One overlooked aspect of modern corporate travel is that few executives have a dedicated administrative assistant. Instead, travelers are saddled with making flight and hotel arrangements and changes, unless the company uses a corporate travel tool. During my whirlwind trip, I was able to hand-off booking duties to a corporate travel booking vendor, which reduced the stress immeasurably.
Supply chain organizations often have significant travel budgets. A corporate travel booking tool can be an invaluable asset to individual team members as well as managers, but it’s important to choose the right booking tool vendor.
Pricing models vary, but I prefer a service model that charges a fixed cost per month. That makes budgeting easier. A system that charges travelers per transaction can be susceptible to unexpected spikes). It’s also essential to find a travel solution that is compatible with the calendar your organization uses as well as any other travel apps that keep the team organized.
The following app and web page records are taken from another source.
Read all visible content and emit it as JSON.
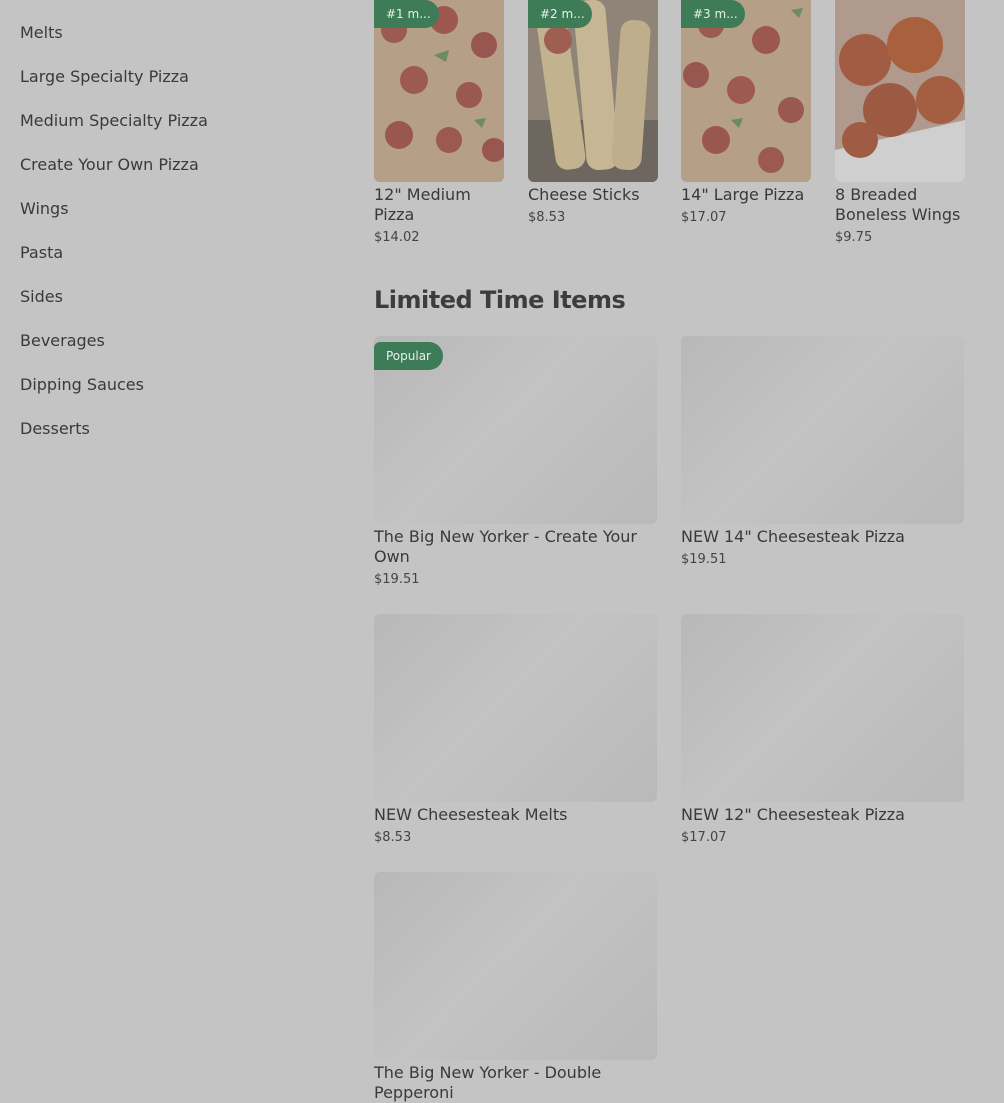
{
  "sidebar": {
    "items": [
      {
        "label": "Melts"
      },
      {
        "label": "Large Specialty Pizza"
      },
      {
        "label": "Medium Specialty Pizza"
      },
      {
        "label": "Create Your Own Pizza"
      },
      {
        "label": "Wings"
      },
      {
        "label": "Pasta"
      },
      {
        "label": "Sides"
      },
      {
        "label": "Beverages"
      },
      {
        "label": "Dipping Sauces"
      },
      {
        "label": "Desserts"
      }
    ]
  },
  "most_ordered": {
    "items": [
      {
        "badge": "#1 m...",
        "name": "12\" Medium Pizza",
        "price": "$14.02"
      },
      {
        "badge": "#2 m...",
        "name": "Cheese Sticks",
        "price": "$8.53"
      },
      {
        "badge": "#3 m...",
        "name": "14\" Large Pizza",
        "price": "$17.07"
      },
      {
        "badge": "",
        "name": "8 Breaded Boneless Wings",
        "price": "$9.75"
      }
    ]
  },
  "limited_time": {
    "title": "Limited Time Items",
    "items": [
      {
        "badge": "Popular",
        "name": "The Big New Yorker - Create Your Own",
        "price": "$19.51"
      },
      {
        "badge": "",
        "name": "NEW 14\" Cheesesteak Pizza",
        "price": "$19.51"
      },
      {
        "badge": "",
        "name": "NEW Cheesesteak Melts",
        "price": "$8.53"
      },
      {
        "badge": "",
        "name": "NEW 12\" Cheesesteak Pizza",
        "price": "$17.07"
      },
      {
        "badge": "",
        "name": "The Big New Yorker - Double Pepperoni",
        "price": ""
      }
    ]
  }
}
A booking tool with robust reporting tools is also a must-have, especially if you manage a team of travelers. Smart applications alert you to travel cost overruns, so you can make a course correction before it affects your bottom line. A system that provides visibility into where people are and what trips are planned is also extremely helpful.
A travel booking tool that uses its own booking engine (instead of relying on a third-party vendor) is ideal. A corporate travel service with that capability can tweak search rules and other operations to accommodate your company’s unique needs. This capability isn’t standard in the corporate travel service market, so it pays to ask about that before you decide on a vendor partnership.
Last but certainly not least, make sure your corporate travel partner offers great customer service. Travelers should be able to make contact on the road via phone or chat and get issues resolved promptly. Traveling to 10 cities in 12 days can be stressful, but you only need one good corporate travel booking tool to pull it off successfully.